#### [How to complete this task]
Please copy each line from the entries that contains the string "UART".

Data about app and page elements:

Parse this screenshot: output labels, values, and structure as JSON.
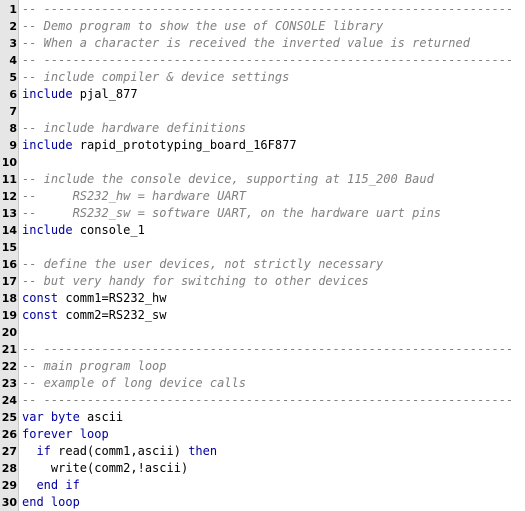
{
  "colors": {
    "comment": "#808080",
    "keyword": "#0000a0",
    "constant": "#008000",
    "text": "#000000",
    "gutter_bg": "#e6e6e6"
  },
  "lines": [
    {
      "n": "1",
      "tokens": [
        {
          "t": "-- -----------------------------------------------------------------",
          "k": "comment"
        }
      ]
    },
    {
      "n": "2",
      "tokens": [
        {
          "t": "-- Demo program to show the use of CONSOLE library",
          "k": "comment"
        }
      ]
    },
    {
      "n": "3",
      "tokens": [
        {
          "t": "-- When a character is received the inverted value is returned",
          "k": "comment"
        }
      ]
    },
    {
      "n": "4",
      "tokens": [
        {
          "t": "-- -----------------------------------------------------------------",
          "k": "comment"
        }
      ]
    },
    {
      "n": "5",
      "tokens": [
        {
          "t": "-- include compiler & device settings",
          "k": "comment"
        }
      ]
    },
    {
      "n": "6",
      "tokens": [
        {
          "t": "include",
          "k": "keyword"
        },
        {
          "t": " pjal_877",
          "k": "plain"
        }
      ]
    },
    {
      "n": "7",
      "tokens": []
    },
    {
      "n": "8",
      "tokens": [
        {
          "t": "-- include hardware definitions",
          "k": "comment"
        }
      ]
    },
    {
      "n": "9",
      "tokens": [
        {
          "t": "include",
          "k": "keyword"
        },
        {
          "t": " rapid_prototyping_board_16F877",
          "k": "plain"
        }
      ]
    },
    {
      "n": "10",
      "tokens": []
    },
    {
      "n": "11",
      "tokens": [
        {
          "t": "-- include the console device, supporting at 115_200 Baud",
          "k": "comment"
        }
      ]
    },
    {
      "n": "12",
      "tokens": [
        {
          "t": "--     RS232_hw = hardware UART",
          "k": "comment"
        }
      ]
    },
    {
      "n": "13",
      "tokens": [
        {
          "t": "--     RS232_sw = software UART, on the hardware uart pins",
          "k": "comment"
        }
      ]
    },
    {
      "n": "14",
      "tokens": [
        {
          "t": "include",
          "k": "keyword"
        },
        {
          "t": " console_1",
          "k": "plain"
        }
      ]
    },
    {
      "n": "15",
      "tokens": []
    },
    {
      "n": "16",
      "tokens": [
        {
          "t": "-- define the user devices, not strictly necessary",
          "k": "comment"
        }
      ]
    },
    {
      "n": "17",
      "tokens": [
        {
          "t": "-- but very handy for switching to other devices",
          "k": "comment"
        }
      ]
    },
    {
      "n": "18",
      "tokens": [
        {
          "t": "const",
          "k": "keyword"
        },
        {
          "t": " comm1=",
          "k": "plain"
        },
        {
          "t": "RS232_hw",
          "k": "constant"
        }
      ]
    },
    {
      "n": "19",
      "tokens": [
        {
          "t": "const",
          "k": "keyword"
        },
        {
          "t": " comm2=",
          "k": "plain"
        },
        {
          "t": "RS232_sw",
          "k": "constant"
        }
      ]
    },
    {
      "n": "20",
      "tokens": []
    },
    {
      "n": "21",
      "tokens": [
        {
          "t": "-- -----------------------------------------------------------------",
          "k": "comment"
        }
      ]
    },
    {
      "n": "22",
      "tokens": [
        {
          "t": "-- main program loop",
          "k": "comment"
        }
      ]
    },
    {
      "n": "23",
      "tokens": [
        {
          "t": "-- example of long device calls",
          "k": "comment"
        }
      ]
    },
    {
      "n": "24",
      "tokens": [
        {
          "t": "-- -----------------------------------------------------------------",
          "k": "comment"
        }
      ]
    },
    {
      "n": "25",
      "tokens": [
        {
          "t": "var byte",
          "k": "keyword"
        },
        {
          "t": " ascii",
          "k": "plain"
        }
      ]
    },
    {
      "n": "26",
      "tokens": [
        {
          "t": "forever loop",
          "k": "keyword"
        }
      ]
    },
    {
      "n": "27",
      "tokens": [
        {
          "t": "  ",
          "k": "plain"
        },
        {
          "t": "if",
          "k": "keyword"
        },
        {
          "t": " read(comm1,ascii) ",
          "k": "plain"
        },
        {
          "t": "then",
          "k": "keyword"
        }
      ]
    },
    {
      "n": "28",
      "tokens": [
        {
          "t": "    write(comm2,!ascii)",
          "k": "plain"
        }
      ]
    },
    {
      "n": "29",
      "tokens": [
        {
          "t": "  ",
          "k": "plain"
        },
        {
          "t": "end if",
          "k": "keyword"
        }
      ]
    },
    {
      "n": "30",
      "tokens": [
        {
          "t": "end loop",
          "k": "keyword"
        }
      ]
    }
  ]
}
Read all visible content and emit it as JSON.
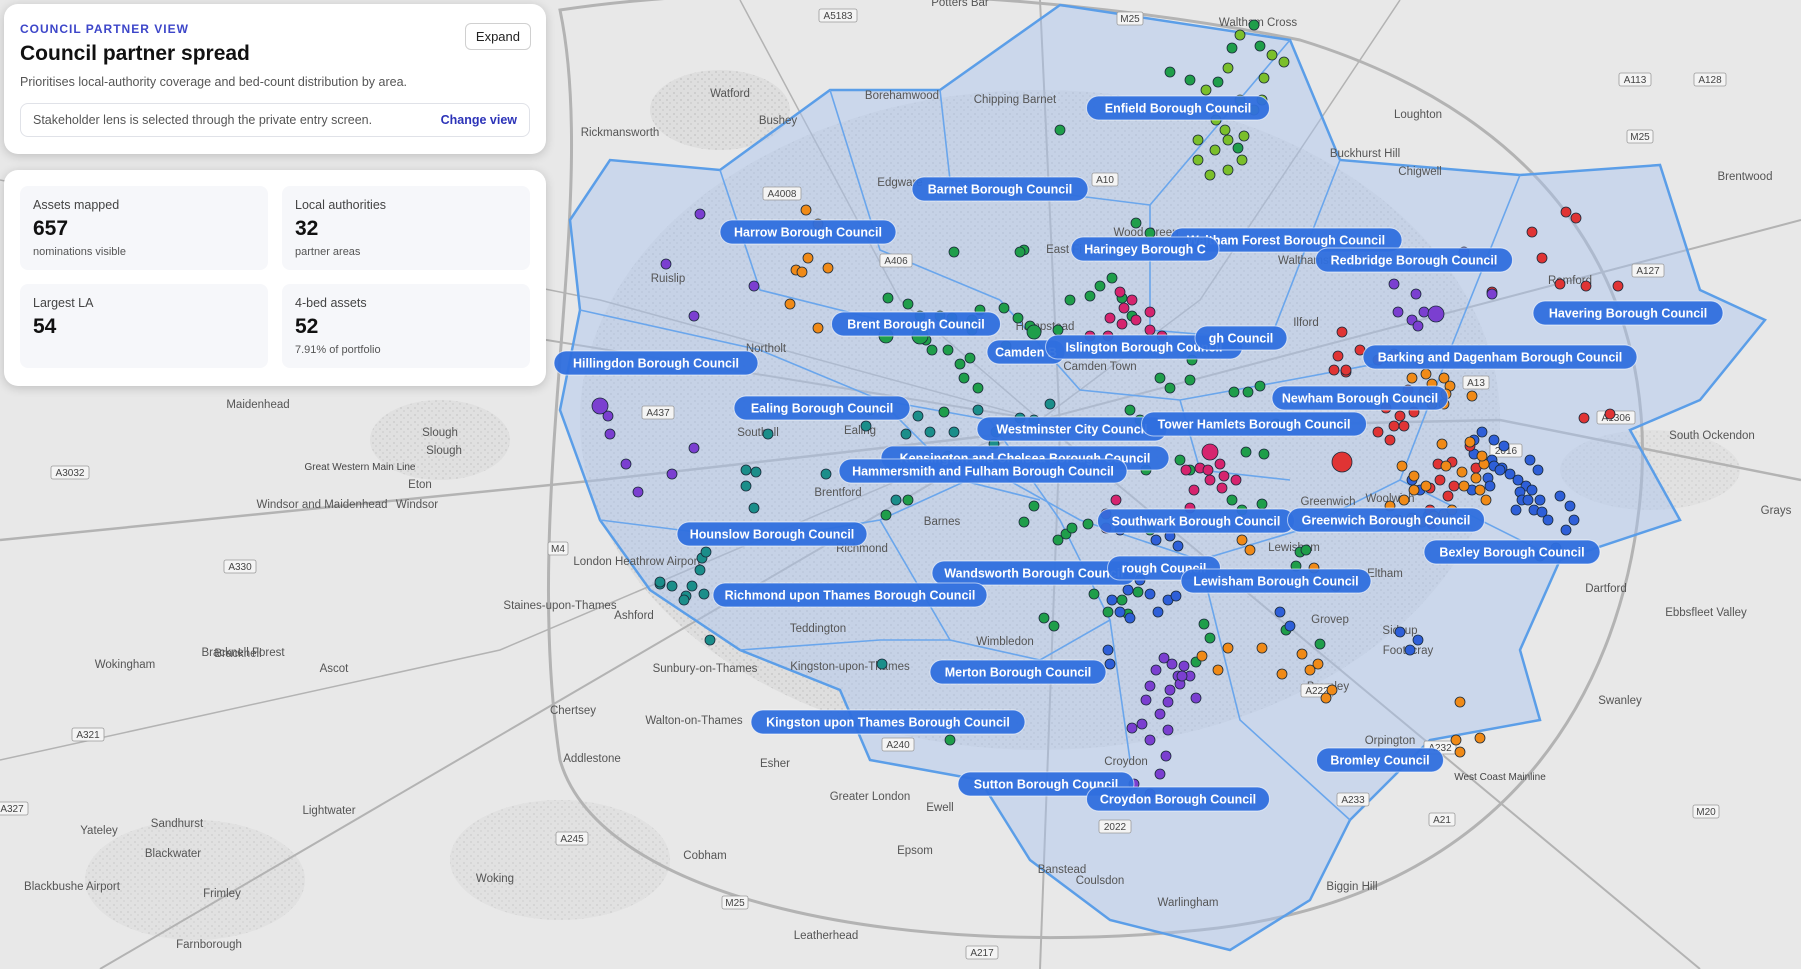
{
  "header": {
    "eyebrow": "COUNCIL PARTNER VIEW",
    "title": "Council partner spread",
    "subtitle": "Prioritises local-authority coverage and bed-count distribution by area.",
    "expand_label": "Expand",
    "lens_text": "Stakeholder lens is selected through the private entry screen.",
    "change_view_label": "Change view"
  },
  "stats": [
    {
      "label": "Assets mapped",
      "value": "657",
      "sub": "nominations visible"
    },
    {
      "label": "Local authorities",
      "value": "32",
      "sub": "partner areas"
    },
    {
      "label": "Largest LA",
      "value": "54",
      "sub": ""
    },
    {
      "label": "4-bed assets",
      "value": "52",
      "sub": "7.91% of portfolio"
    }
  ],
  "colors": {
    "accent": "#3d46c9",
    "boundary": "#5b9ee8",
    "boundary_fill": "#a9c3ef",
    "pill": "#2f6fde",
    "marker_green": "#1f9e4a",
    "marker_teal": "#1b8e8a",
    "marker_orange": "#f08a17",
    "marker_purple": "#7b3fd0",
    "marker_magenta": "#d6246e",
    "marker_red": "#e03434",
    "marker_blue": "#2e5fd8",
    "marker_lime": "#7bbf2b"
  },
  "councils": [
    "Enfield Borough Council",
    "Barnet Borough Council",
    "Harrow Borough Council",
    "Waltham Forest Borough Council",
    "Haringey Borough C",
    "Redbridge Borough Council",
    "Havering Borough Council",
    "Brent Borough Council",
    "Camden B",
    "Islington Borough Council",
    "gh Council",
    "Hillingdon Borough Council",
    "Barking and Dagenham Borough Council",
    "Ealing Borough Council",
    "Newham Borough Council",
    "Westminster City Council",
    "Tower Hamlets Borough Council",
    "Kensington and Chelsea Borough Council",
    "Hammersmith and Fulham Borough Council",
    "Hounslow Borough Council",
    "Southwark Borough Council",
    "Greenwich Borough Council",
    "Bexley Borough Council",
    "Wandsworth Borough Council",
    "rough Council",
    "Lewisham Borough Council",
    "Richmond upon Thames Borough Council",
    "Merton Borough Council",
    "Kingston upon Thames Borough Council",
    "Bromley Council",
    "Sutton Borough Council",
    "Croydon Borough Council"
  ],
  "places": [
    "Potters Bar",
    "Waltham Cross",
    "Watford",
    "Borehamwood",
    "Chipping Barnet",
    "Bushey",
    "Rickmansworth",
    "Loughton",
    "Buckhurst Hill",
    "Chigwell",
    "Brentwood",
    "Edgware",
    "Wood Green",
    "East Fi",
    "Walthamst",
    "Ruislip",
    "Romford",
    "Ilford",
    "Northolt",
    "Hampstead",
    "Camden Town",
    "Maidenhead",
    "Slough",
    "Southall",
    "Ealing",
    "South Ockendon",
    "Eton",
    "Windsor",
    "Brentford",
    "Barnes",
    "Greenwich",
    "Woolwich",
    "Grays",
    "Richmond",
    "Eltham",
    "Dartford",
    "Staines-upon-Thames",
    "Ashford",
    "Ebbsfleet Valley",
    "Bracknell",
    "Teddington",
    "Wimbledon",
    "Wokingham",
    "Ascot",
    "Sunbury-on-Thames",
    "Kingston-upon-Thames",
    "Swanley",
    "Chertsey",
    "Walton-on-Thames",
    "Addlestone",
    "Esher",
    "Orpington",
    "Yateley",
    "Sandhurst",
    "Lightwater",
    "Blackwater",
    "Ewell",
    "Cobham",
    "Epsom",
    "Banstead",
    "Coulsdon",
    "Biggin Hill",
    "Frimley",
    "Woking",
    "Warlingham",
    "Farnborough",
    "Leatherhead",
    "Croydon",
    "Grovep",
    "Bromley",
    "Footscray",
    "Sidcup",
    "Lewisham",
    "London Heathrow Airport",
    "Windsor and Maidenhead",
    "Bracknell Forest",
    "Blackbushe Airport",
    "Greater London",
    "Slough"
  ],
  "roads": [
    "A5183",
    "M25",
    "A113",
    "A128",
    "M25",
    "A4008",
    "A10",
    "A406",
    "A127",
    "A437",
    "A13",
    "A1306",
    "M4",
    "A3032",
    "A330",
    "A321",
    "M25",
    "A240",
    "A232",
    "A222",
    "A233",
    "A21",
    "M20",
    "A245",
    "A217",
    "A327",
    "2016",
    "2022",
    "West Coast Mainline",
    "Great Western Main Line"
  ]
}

#### [Exercise solution]
          "t": "--     RS232_hw = hardware UART",
          "t": "--     RS232_sw = software UART, on the hardware uart pins",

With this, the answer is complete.